— Provided data —
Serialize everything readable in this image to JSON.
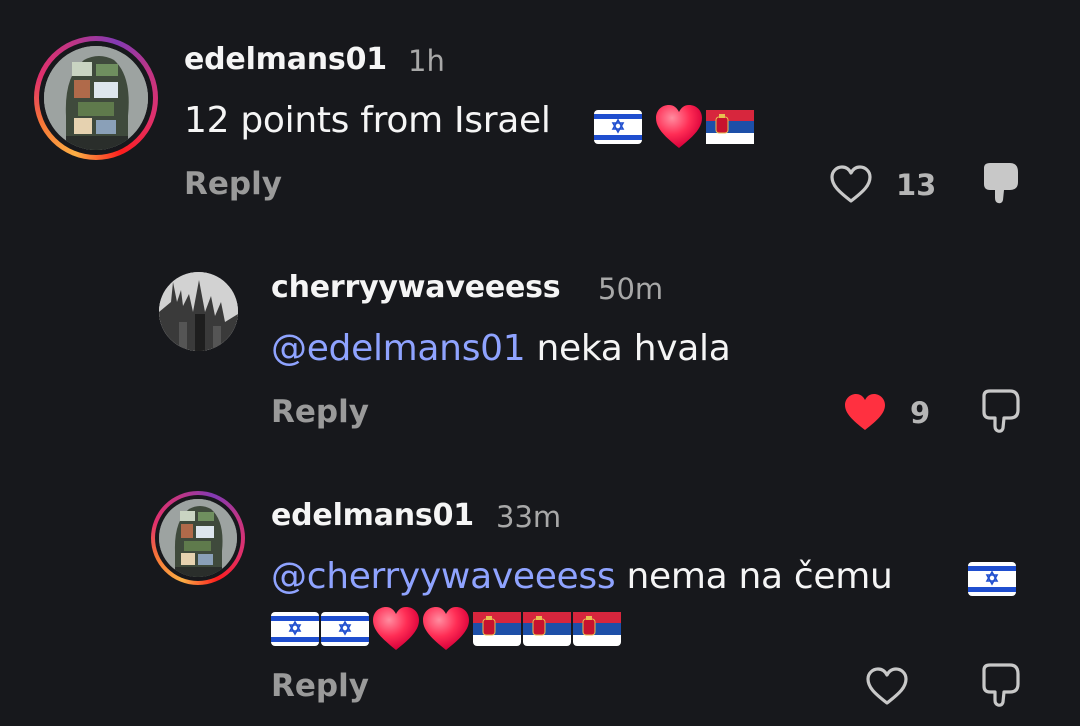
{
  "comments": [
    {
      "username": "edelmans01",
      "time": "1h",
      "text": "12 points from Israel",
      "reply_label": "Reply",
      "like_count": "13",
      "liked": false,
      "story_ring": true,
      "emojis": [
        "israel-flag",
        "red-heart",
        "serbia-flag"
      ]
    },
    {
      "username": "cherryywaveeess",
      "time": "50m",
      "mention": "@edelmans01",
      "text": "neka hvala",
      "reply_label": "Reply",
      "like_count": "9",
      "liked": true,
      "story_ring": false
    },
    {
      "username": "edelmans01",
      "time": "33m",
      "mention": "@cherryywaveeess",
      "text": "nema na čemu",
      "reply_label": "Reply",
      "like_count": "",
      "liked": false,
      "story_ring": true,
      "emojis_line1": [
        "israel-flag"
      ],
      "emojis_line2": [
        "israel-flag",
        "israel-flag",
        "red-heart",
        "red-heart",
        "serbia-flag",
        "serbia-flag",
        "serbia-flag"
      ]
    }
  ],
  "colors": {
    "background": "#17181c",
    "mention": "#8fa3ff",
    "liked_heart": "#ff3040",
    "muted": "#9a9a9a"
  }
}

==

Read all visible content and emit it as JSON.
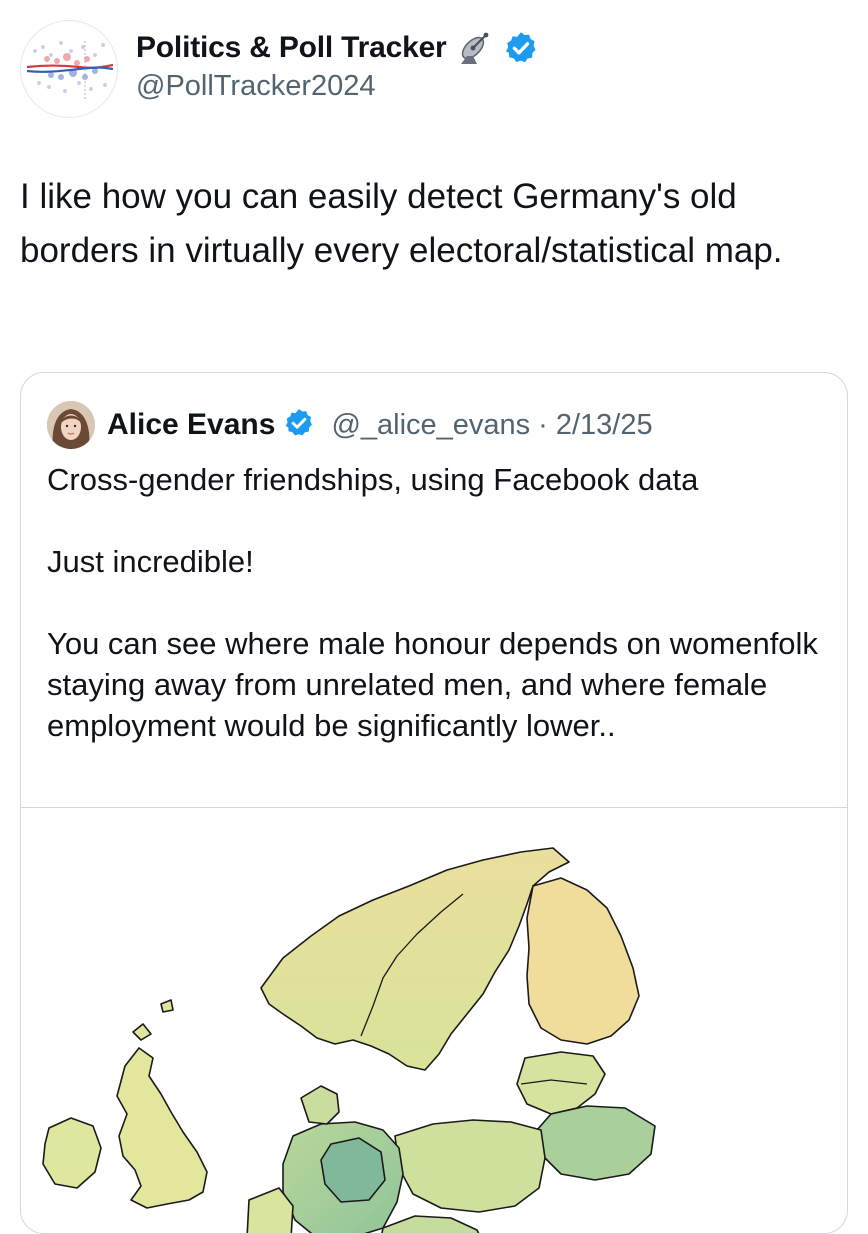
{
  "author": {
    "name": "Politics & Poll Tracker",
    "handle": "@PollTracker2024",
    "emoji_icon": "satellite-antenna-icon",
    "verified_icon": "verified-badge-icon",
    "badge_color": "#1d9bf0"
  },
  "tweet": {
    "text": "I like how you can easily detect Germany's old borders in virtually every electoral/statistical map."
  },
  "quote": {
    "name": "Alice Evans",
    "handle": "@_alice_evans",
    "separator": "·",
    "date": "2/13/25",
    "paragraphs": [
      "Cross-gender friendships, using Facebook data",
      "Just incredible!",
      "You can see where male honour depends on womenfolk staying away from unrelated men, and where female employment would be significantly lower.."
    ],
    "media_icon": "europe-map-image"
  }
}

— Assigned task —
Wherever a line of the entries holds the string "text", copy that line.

— Expected answer —
      "text": "12 points from Israel",
      "text": "neka hvala",
      "text": "nema na čemu",
    "text": "I like how you can easily detect Germany's old borders in virtually every electoral/statistical map."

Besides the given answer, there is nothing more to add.